The state of Connecticut is suing IT consulting giant Accenture after sensitive information about state bank accounts and dozens of taxpayers was found to be placed on a backup tape stolen three months ago in Ohio.
Accenture said in a statment that the incident was caused by an employee mistake.
The lawsuit, filed Wednesday in Superior Court in Hartford, accuses Illinois-based Accenture of "illegal negligence, unauthorized use of state property and breach of contract," according to a statement from Connecticut Attorney General Richard Blumenthal.
Blumenthal filed the suit on behalf of state Comptroller Nancy Wyman after Accenture officials alerted her office that the confidential information of 58 state taxpayers, hundreds of state bank accounts and 754 purchasing cards were potentially exposed when thieves stole a backup tape out of an Ohio state intern's car in June.

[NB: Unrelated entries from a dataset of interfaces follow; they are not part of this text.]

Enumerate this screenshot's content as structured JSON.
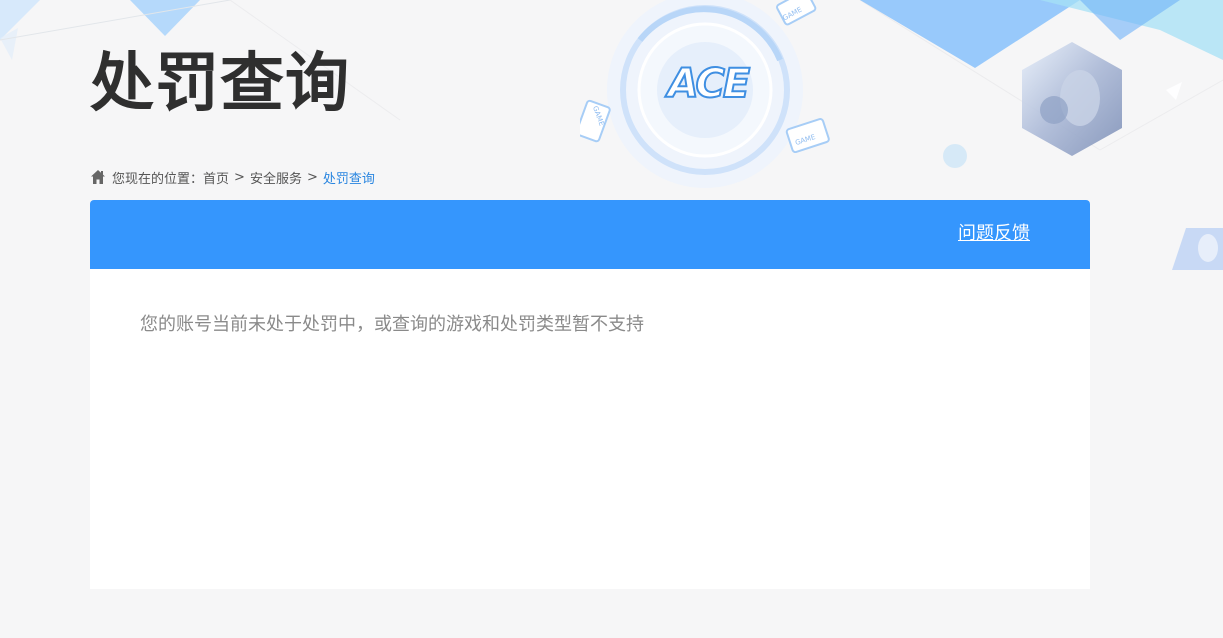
{
  "header": {
    "title": "处罚查询",
    "logo_text": "ACE",
    "game_badges": [
      "GAME",
      "GAME",
      "GAME"
    ]
  },
  "breadcrumb": {
    "prefix": "您现在的位置：",
    "items": [
      "首页",
      "安全服务",
      "处罚查询"
    ],
    "separator": ">"
  },
  "panel": {
    "feedback_label": "问题反馈",
    "message": "您的账号当前未处于处罚中，或查询的游戏和处罚类型暂不支持"
  },
  "colors": {
    "accent": "#3596fd",
    "breadcrumb_current": "#2a86e0",
    "title": "#2f2f2f",
    "message": "#8a8a8a"
  }
}
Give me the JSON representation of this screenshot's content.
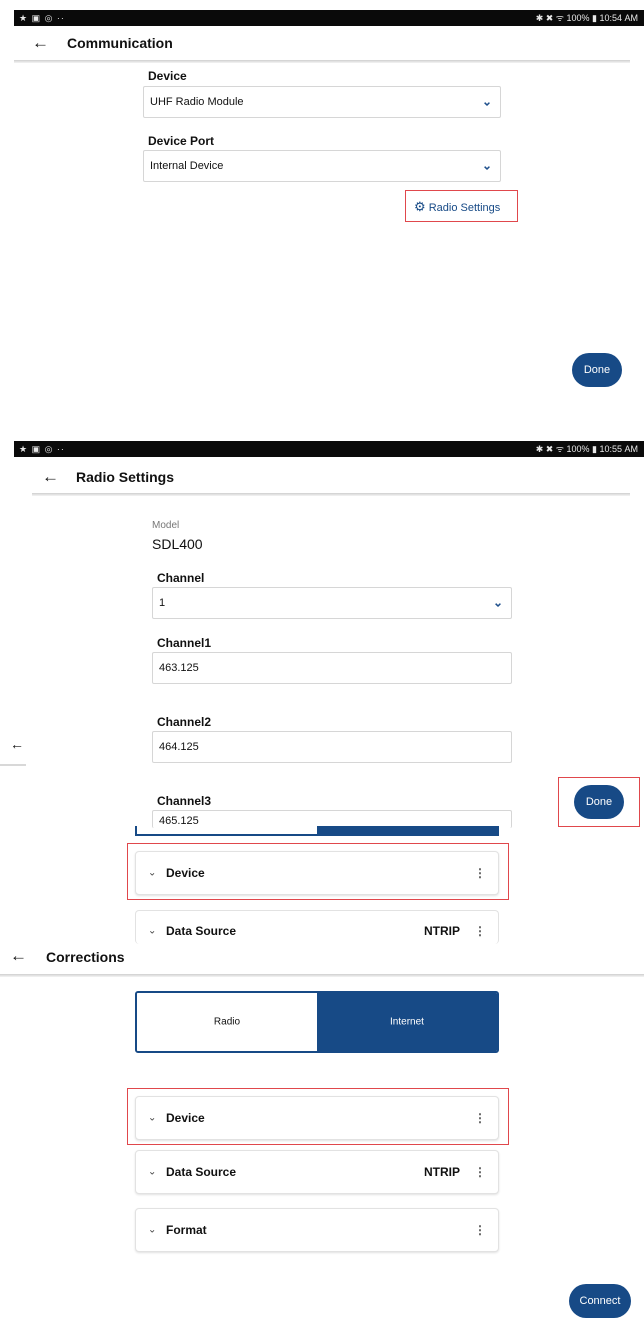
{
  "colors": {
    "accent": "#174a86",
    "highlight_border": "#e0474c",
    "status_bar": "#0a0a0a"
  },
  "panel1": {
    "status": {
      "left_icons": "★ ▣ ◎ ··",
      "right": "✱ ✖ ᯤ 100% ▮ 10:54 AM"
    },
    "title": "Communication",
    "device_label": "Device",
    "device_value": "UHF Radio Module",
    "port_label": "Device Port",
    "port_value": "Internal Device",
    "radio_settings_label": "Radio Settings",
    "done_label": "Done"
  },
  "panel2": {
    "status": {
      "left_icons": "★ ▣ ◎ ··",
      "right": "✱ ✖ ᯤ 100% ▮ 10:55 AM"
    },
    "title": "Radio Settings",
    "model_label": "Model",
    "model_value": "SDL400",
    "channel_label": "Channel",
    "channel_value": "1",
    "channel1_label": "Channel1",
    "channel1_value": "463.125",
    "channel2_label": "Channel2",
    "channel2_value": "464.125",
    "channel3_label": "Channel3",
    "channel3_value": "465.125",
    "done_label": "Done",
    "overlap_device": "Device",
    "overlap_data_source": "Data Source",
    "overlap_data_source_value": "NTRIP"
  },
  "panel3": {
    "title": "Corrections",
    "tab_radio": "Radio",
    "tab_internet": "Internet",
    "device_label": "Device",
    "data_source_label": "Data Source",
    "data_source_value": "NTRIP",
    "format_label": "Format",
    "connect_label": "Connect"
  }
}
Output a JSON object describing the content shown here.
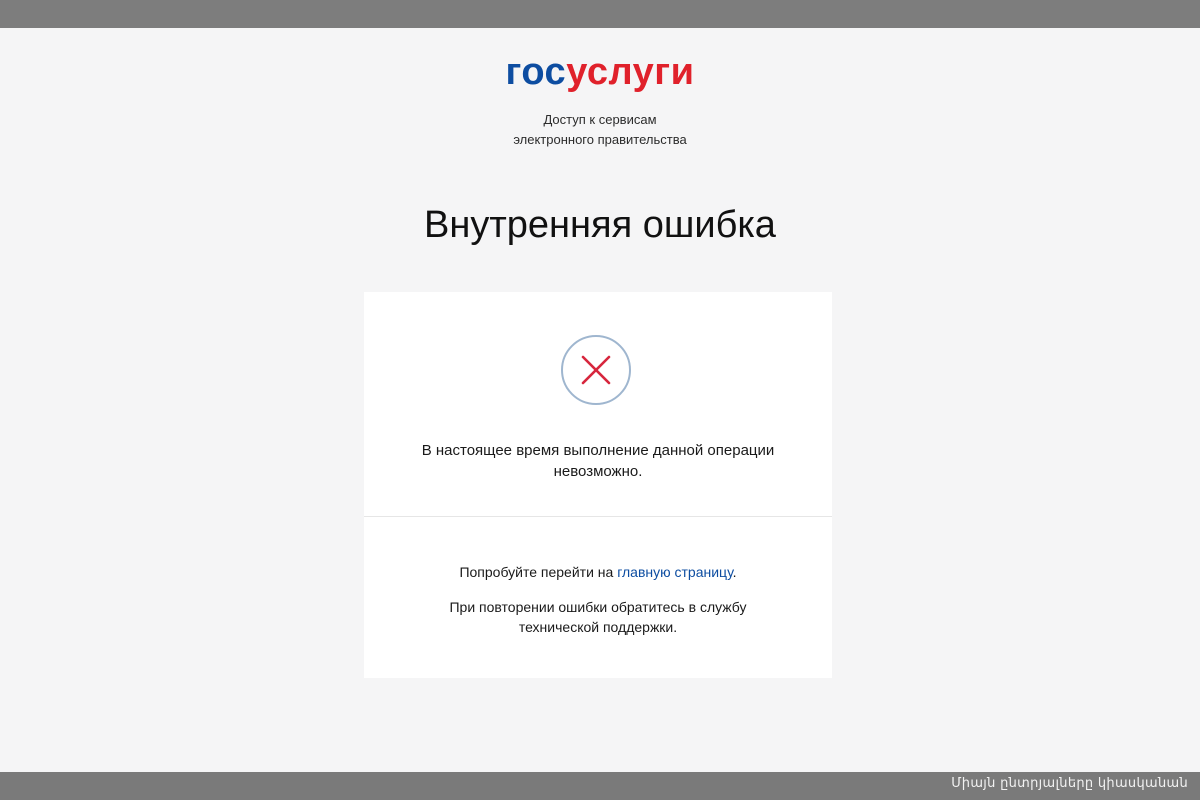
{
  "logo": {
    "part1": "гос",
    "part2": "услуги"
  },
  "tagline": {
    "line1": "Доступ к сервисам",
    "line2": "электронного правительства"
  },
  "page_title": "Внутренняя ошибка",
  "error": {
    "icon": "close-circle-icon",
    "message_line1": "В настоящее время выполнение данной операции",
    "message_line2": "невозможно."
  },
  "hint": {
    "prefix": "Попробуйте перейти на ",
    "link_text": "главную страницу",
    "suffix": "."
  },
  "support": {
    "line1": "При повторении ошибки обратитесь в службу",
    "line2": "технической поддержки."
  },
  "caption": "Միայն ընտրյալները կիասկանան",
  "colors": {
    "brand_blue": "#0d4da1",
    "brand_red": "#e0212b",
    "error_red": "#d7263d",
    "icon_ring": "#9fb6cf"
  }
}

Both states had contracted Accenture for technology services, but it is unknown how Connecticut data made its way onto the Ohio tape. According to the complaint, Connecticut hired Accenture for $98,000 in 2002 to help the state automate its human resources and financial computer systems.

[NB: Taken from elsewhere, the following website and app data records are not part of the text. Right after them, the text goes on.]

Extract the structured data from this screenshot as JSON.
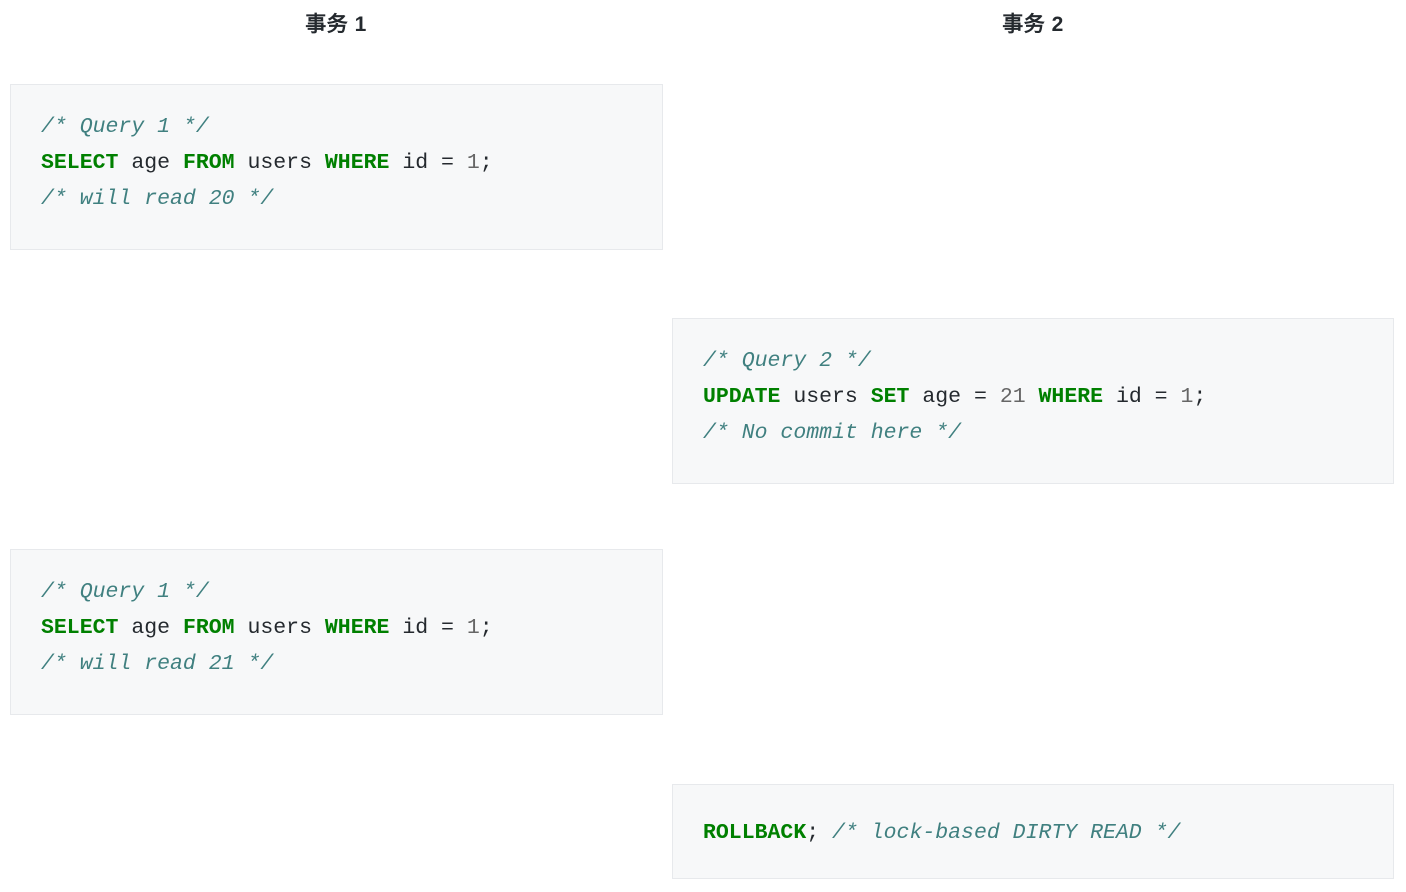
{
  "columns": [
    {
      "id": "transaction-1",
      "title": "事务 1"
    },
    {
      "id": "transaction-2",
      "title": "事务 2"
    }
  ],
  "blocks": [
    {
      "id": "q1-first",
      "column": "transaction-1",
      "lines": [
        {
          "tokens": [
            {
              "t": "comment",
              "v": "/* Query 1 */"
            }
          ]
        },
        {
          "tokens": [
            {
              "t": "keyword",
              "v": "SELECT"
            },
            {
              "t": "plain",
              "v": " "
            },
            {
              "t": "name",
              "v": "age"
            },
            {
              "t": "plain",
              "v": " "
            },
            {
              "t": "keyword",
              "v": "FROM"
            },
            {
              "t": "plain",
              "v": " "
            },
            {
              "t": "name",
              "v": "users"
            },
            {
              "t": "plain",
              "v": " "
            },
            {
              "t": "keyword",
              "v": "WHERE"
            },
            {
              "t": "plain",
              "v": " "
            },
            {
              "t": "name",
              "v": "id"
            },
            {
              "t": "plain",
              "v": " "
            },
            {
              "t": "operator",
              "v": "="
            },
            {
              "t": "plain",
              "v": " "
            },
            {
              "t": "number",
              "v": "1"
            },
            {
              "t": "punct",
              "v": ";"
            }
          ]
        },
        {
          "tokens": [
            {
              "t": "comment",
              "v": "/* will read 20 */"
            }
          ]
        }
      ]
    },
    {
      "id": "q2-update",
      "column": "transaction-2",
      "lines": [
        {
          "tokens": [
            {
              "t": "comment",
              "v": "/* Query 2 */"
            }
          ]
        },
        {
          "tokens": [
            {
              "t": "keyword",
              "v": "UPDATE"
            },
            {
              "t": "plain",
              "v": " "
            },
            {
              "t": "name",
              "v": "users"
            },
            {
              "t": "plain",
              "v": " "
            },
            {
              "t": "keyword",
              "v": "SET"
            },
            {
              "t": "plain",
              "v": " "
            },
            {
              "t": "name",
              "v": "age"
            },
            {
              "t": "plain",
              "v": " "
            },
            {
              "t": "operator",
              "v": "="
            },
            {
              "t": "plain",
              "v": " "
            },
            {
              "t": "number",
              "v": "21"
            },
            {
              "t": "plain",
              "v": " "
            },
            {
              "t": "keyword",
              "v": "WHERE"
            },
            {
              "t": "plain",
              "v": " "
            },
            {
              "t": "name",
              "v": "id"
            },
            {
              "t": "plain",
              "v": " "
            },
            {
              "t": "operator",
              "v": "="
            },
            {
              "t": "plain",
              "v": " "
            },
            {
              "t": "number",
              "v": "1"
            },
            {
              "t": "punct",
              "v": ";"
            }
          ]
        },
        {
          "tokens": [
            {
              "t": "comment",
              "v": "/* No commit here */"
            }
          ]
        }
      ]
    },
    {
      "id": "q1-second",
      "column": "transaction-1",
      "lines": [
        {
          "tokens": [
            {
              "t": "comment",
              "v": "/* Query 1 */"
            }
          ]
        },
        {
          "tokens": [
            {
              "t": "keyword",
              "v": "SELECT"
            },
            {
              "t": "plain",
              "v": " "
            },
            {
              "t": "name",
              "v": "age"
            },
            {
              "t": "plain",
              "v": " "
            },
            {
              "t": "keyword",
              "v": "FROM"
            },
            {
              "t": "plain",
              "v": " "
            },
            {
              "t": "name",
              "v": "users"
            },
            {
              "t": "plain",
              "v": " "
            },
            {
              "t": "keyword",
              "v": "WHERE"
            },
            {
              "t": "plain",
              "v": " "
            },
            {
              "t": "name",
              "v": "id"
            },
            {
              "t": "plain",
              "v": " "
            },
            {
              "t": "operator",
              "v": "="
            },
            {
              "t": "plain",
              "v": " "
            },
            {
              "t": "number",
              "v": "1"
            },
            {
              "t": "punct",
              "v": ";"
            }
          ]
        },
        {
          "tokens": [
            {
              "t": "comment",
              "v": "/* will read 21 */"
            }
          ]
        }
      ]
    },
    {
      "id": "rollback",
      "column": "transaction-2",
      "lines": [
        {
          "tokens": [
            {
              "t": "keyword",
              "v": "ROLLBACK"
            },
            {
              "t": "punct",
              "v": ";"
            },
            {
              "t": "plain",
              "v": " "
            },
            {
              "t": "comment",
              "v": "/* lock-based DIRTY READ */"
            }
          ]
        }
      ]
    }
  ],
  "theme": {
    "background": "#ffffff",
    "block_background": "#f7f8f9",
    "block_border": "#e7e9ec",
    "keyword_color": "#008000",
    "comment_color": "#408080",
    "number_color": "#666666",
    "text_color": "#24292e",
    "heading_color": "#24292e"
  }
}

That agreement contained privacy and confidentiality clauses to ensure sensitive data would be protected, according to the lawsuit. So far, there have no reports that any of the data on the tape – the theft of which also affected some 1.3 million Ohio residents – has been used for fraudulent purposes.
"Transferring this data to Ohio is inexplicable and inexcusable," Blumenthal said in a news release. "Confidential information can have the value of cash – especially in the wrong hands – but Accenture treated it like scrap paper."
A Blumenthal aide today directed requests for comment to the news release.
An Accenture spokesman today declined to comment on the lawsuit and referred a reporter to the statement, issued by the company late Wednesday.
"Accenture is conducting a review of the Connecticut data security matter and, based on what we know today, we believe our policies were inadvertently not followed," the statement said. "We intend to take appropriate actions with any individuals involved and to reinforce with all of our employees, as we do on a regular basis, the importance of following our privacy and data protection policies."
Wyman said in the release that Accenture, which already has agreed to pay for credit-protection fees for affected people, should be held fully accountable.
Blumenthal said the lawsuit seeks reimbursement for some money already paid to Accenture and future damages.
"We will not tolerate reckless failure to safeguard sensitive data," he said.
Accenture, originally part of the now-defunct accounting firm Arthur Andersen, is the world's largest technology management and consulting company, with some 158,000 employees spanning 49 countries. The New York-based company said in June that it expects net revenues for the fourth quarter of this fiscal year to total up to $5 billion.
Late last year, Accenture and Symantec partnered to create a risk management service.